#### Task directions:
Looking at the records below, say how many lines contain "icon". Nothing else belongs in the answer.

==== Data to process

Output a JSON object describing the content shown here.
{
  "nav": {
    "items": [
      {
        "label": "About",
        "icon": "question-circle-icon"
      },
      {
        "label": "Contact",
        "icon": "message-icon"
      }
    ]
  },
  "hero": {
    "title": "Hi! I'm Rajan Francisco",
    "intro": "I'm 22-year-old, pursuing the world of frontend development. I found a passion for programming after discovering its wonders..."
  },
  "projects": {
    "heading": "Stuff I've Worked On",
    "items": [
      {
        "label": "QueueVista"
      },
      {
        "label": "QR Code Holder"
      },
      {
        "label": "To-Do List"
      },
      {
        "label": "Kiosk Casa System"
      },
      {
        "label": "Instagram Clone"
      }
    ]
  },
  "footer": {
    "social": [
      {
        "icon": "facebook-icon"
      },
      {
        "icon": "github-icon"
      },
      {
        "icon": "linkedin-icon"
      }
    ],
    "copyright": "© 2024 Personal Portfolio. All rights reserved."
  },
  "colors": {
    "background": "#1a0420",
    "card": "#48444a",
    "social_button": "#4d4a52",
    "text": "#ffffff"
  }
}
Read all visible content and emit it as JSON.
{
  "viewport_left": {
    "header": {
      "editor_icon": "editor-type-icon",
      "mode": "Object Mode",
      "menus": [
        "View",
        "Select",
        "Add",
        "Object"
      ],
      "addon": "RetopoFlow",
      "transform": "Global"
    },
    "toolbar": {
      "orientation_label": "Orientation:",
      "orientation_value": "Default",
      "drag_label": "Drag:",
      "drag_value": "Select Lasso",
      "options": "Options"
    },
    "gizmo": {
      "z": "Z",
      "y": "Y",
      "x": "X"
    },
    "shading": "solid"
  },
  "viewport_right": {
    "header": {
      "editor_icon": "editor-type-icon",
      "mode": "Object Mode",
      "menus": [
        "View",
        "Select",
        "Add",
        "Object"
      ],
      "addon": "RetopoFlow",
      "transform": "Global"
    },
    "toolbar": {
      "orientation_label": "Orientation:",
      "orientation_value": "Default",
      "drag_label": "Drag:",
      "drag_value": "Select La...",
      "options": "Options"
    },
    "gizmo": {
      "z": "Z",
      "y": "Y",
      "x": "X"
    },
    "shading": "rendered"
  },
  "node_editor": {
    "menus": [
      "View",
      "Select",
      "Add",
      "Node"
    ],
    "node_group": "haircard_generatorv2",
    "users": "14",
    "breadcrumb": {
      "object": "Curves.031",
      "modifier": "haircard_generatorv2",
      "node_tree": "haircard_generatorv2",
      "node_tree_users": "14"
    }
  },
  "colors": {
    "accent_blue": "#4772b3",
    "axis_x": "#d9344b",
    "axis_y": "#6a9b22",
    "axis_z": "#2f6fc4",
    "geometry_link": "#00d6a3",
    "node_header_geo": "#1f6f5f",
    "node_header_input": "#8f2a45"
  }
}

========

#### Solution for this exercise:
7